Credit card late fees might have more to do with the card issuer’s approach to fees than with your risk of defaulting, according to a study by the Center for Responsible Lending.
This finding runs counter to the stance of most credit card companies — that they charge fees based on how risky it is to extend credit to you.
Two Main Components Influence Fee Levels
According to the Center for Responsible Lending, two factors generally impact the cost of credit card late fees — the aggressiveness and kind of credit card issuer.
The study found that “aggressive” issuers that tend to rely on deceptive pricing gimmicks rather than up-front pricing were more likely to charge customers higher late fees. Those card companies were more likely to be aggressive in both collections and mail communications with customers, and more likely to have greater losses.
The report also said the kind of institution with which the issuer was aligned made a difference in late fees. Credit unions’ late fees were about half those of other issuers ($20 compared to $39). Big banks that rely on credit card revenue for a large chunk of income were predictably prone to charging higher late fees, leading to greater losses.
“Issuers do not price penalty fees for risk,” the report said. “Instead, they price based on an overall pricing philosophy, and this is reflected in their fee structure.”
What it Means for You
The research could be helpful if you are in the market for a credit card but fear high late fees.
If you are seeking a safe credit card, this study suggests checking out a potential issuer’s approach to soliciting customers and the kind of institution it is aligned with. If the company sends out aggressive mail solicitations or derives much of its income from credit card programs, you may want to shop around a bit more to make sure the card is right for you.
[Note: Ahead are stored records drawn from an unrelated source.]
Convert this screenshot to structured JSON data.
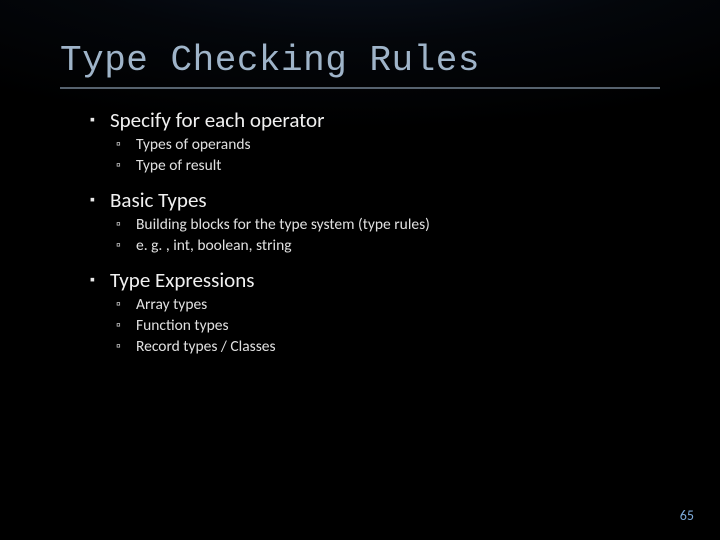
{
  "title": "Type Checking Rules",
  "items": [
    {
      "text": "Specify for each operator",
      "sub": [
        "Types of operands",
        "Type of result"
      ]
    },
    {
      "text": "Basic Types",
      "sub": [
        "Building blocks for the type system (type rules)",
        "e. g. , int, boolean, string"
      ]
    },
    {
      "text": "Type Expressions",
      "sub": [
        "Array types",
        "Function types",
        "Record types / Classes"
      ]
    }
  ],
  "page_number": "65"
}
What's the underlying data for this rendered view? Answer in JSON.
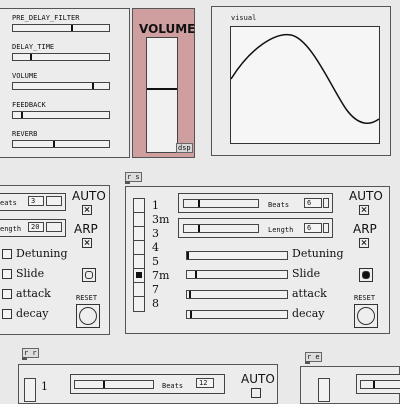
{
  "effects_panel": {
    "params": [
      {
        "label": "PRE_DELAY_FILTER",
        "value": 0.62
      },
      {
        "label": "DELAY_TIME",
        "value": 0.18
      },
      {
        "label": "VOLUME",
        "value": 0.84
      },
      {
        "label": "FEEDBACK",
        "value": 0.08
      },
      {
        "label": "REVERB",
        "value": 0.43
      }
    ],
    "volume_label": "VOLUME",
    "volume_level": 0.55,
    "dsp_label": "dsp",
    "volume_color": "#cf9f9f"
  },
  "visual": {
    "label": "visual"
  },
  "patch_left": {
    "beats_label": "eats",
    "beats_value": "3",
    "length_label": "ength",
    "length_value": "20",
    "auto_label": "AUTO",
    "arp_label": "ARP",
    "detuning_label": "Detuning",
    "slide_label": "Slide",
    "attack_label": "attack",
    "decay_label": "decay",
    "reset_label": "RESET"
  },
  "patch_main": {
    "tag": "r s",
    "steps": [
      "1",
      "3m",
      "3",
      "4",
      "5",
      "7m",
      "7",
      "8"
    ],
    "selected_step": "7m",
    "beats_label": "Beats",
    "beats_value": "6",
    "length_label": "Length",
    "length_value": "6",
    "auto_label": "AUTO",
    "arp_label": "ARP",
    "detuning_label": "Detuning",
    "detuning_value": 0.0,
    "slide_label": "Slide",
    "slide_value": 0.08,
    "attack_label": "attack",
    "attack_value": 0.02,
    "decay_label": "decay",
    "decay_value": 0.03,
    "reset_label": "RESET"
  },
  "patch_bottom_left": {
    "tag": "r r",
    "step_first": "1"
  },
  "patch_bottom_mid": {
    "beats_label": "Beats",
    "beats_value": "12",
    "auto_label": "AUTO"
  },
  "patch_bottom_right": {
    "tag": "r e"
  }
}
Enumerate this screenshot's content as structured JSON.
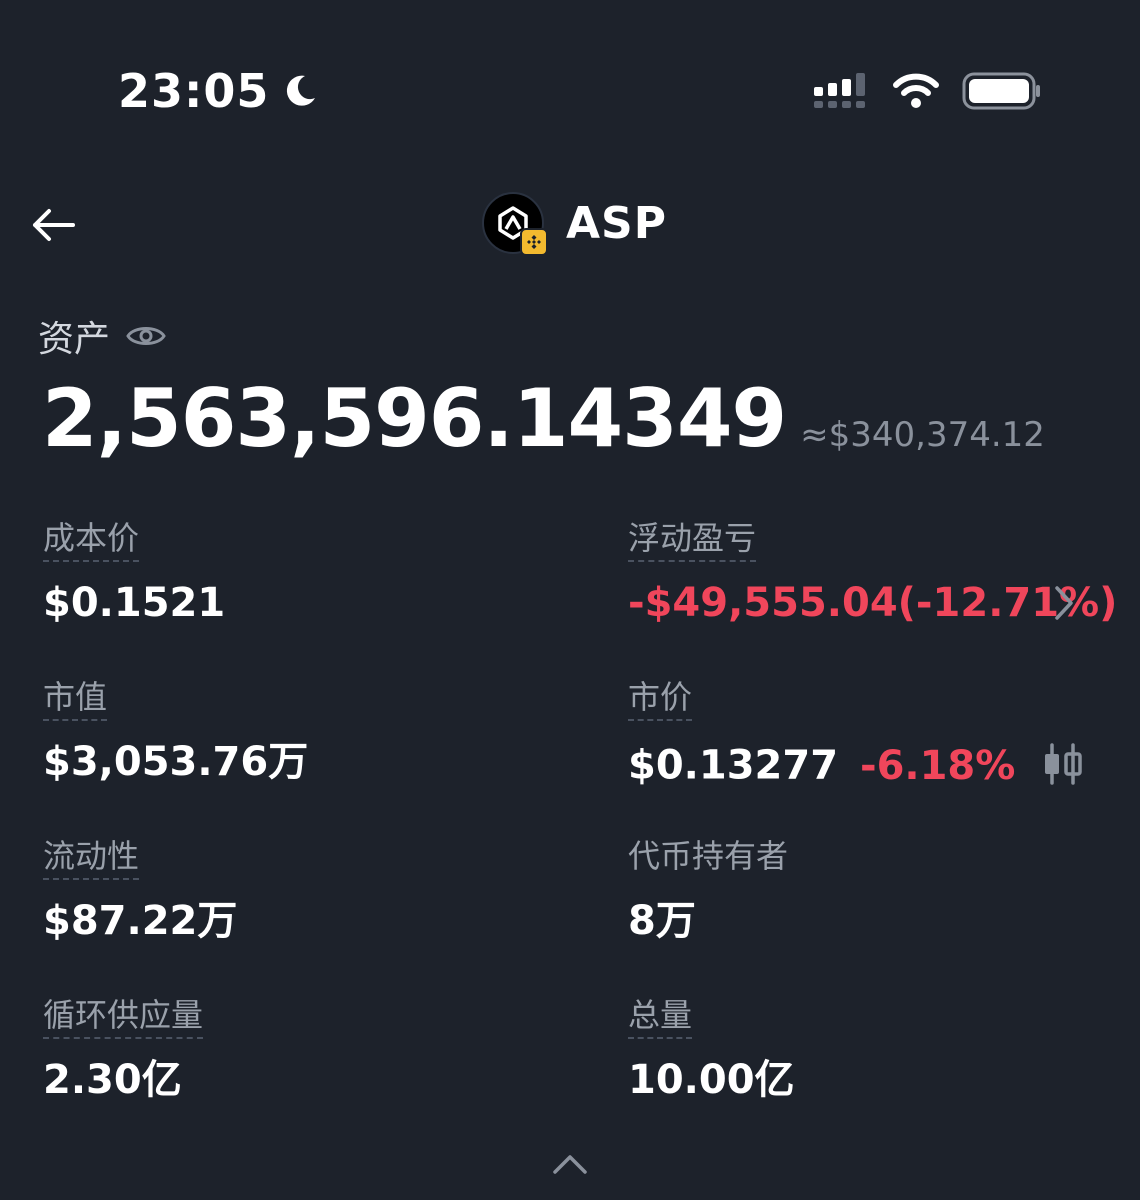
{
  "status_bar": {
    "time": "23:05",
    "icons": [
      "moon-icon",
      "signal-icon",
      "wifi-icon",
      "battery-icon"
    ]
  },
  "header": {
    "back_icon": "arrow-left-icon",
    "token_symbol": "ASP",
    "chain_badge": "bnb-chain-icon"
  },
  "assets": {
    "label": "资产",
    "balance": "2,563,596.14349",
    "usd_value": "≈$340,374.12"
  },
  "stats": {
    "cost_price": {
      "label": "成本价",
      "value": "$0.1521"
    },
    "floating_pnl": {
      "label": "浮动盈亏",
      "value": "-$49,555.04(-12.71%)"
    },
    "market_cap": {
      "label": "市值",
      "value": "$3,053.76万"
    },
    "market_price": {
      "label": "市价",
      "value": "$0.13277",
      "change": "-6.18%"
    },
    "liquidity": {
      "label": "流动性",
      "value": "$87.22万"
    },
    "holders": {
      "label": "代币持有者",
      "value": "8万"
    },
    "circulating_supply": {
      "label": "循环供应量",
      "value": "2.30亿"
    },
    "total_supply": {
      "label": "总量",
      "value": "10.00亿"
    }
  },
  "colors": {
    "background": "#1d222b",
    "negative": "#f0465b",
    "muted": "#9aa1ab"
  }
}
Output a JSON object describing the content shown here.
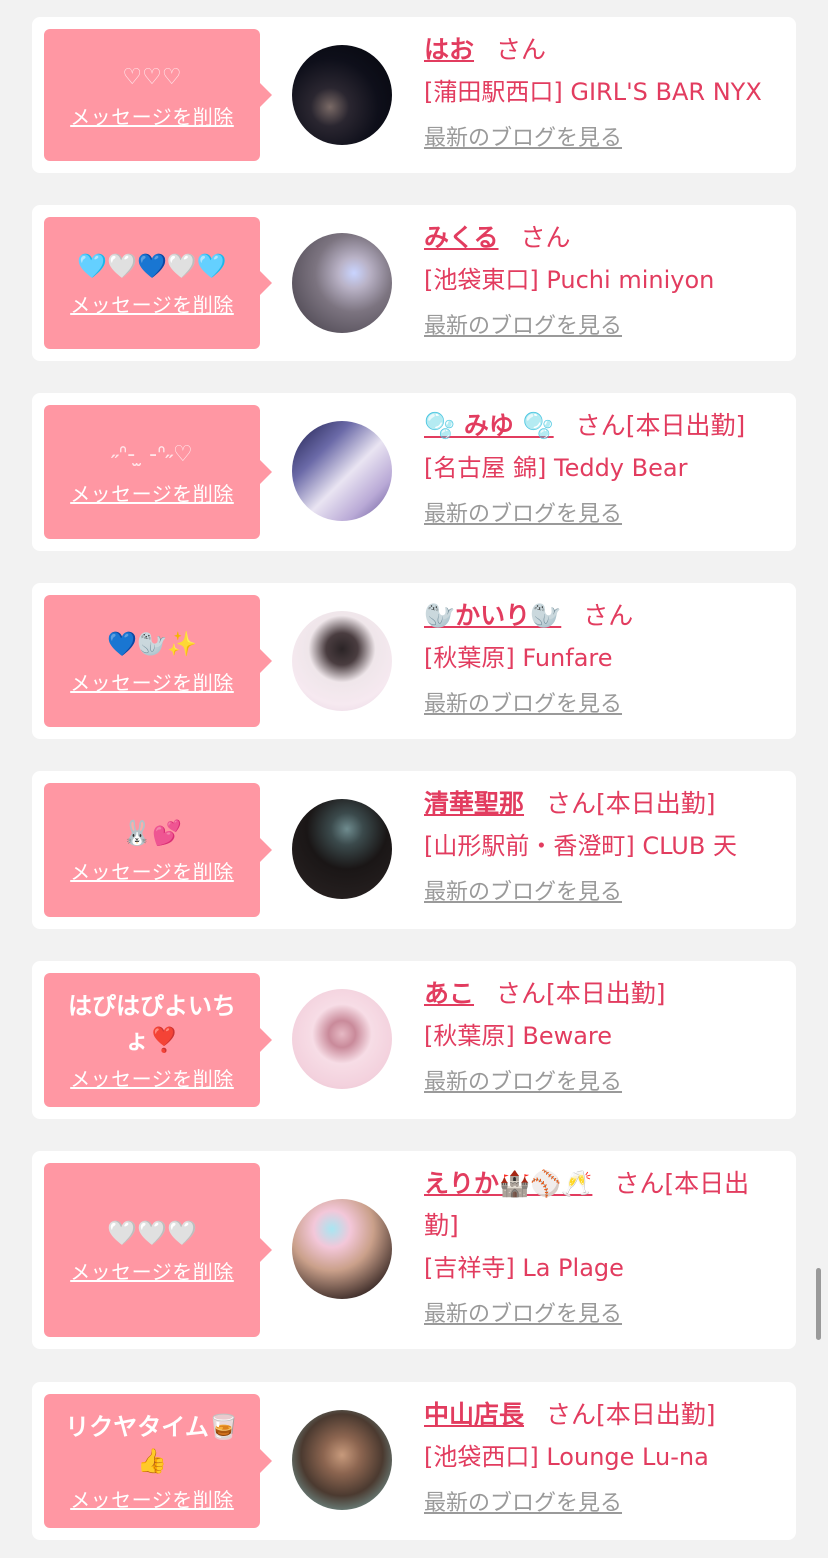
{
  "delete_label": "メッセージを削除",
  "san_label": "さん",
  "blog_label": "最新のブログを見る",
  "accent_color": "#e23c5f",
  "bubble_color": "#ff97a3",
  "entries": [
    {
      "message": "♡♡♡",
      "name": "はお",
      "status": "",
      "shop": "[蒲田駅西口] GIRL'S BAR NYX"
    },
    {
      "message": "🩵🤍💙🤍🩵",
      "name": "みくる",
      "status": "",
      "shop": "[池袋東口] Puchi miniyon"
    },
    {
      "message": "˶ᐢ- ̫ -ᐢ˶♡",
      "name": "🫧 みゆ 🫧",
      "status": "[本日出勤]",
      "shop": "[名古屋 錦] Teddy Bear"
    },
    {
      "message": "💙🦭✨",
      "name": "🦭かいり🦭",
      "status": "",
      "shop": "[秋葉原] Funfare"
    },
    {
      "message": "🐰💕",
      "name": "清華聖那",
      "status": "[本日出勤]",
      "shop": "[山形駅前・香澄町] CLUB 天"
    },
    {
      "message": "はぴはぴよいちょ❣️",
      "name": "あこ",
      "status": "[本日出勤]",
      "shop": "[秋葉原] Beware"
    },
    {
      "message": "🤍🤍🤍",
      "name": "えりか🏰⚾🥂",
      "status": "[本日出勤]",
      "shop": "[吉祥寺] La Plage"
    },
    {
      "message": "リクヤタイム🥃👍",
      "name": "中山店長",
      "status": "[本日出勤]",
      "shop": "[池袋西口] Lounge Lu-na"
    }
  ]
}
To read the entire Center for Responsible Lending study, click here.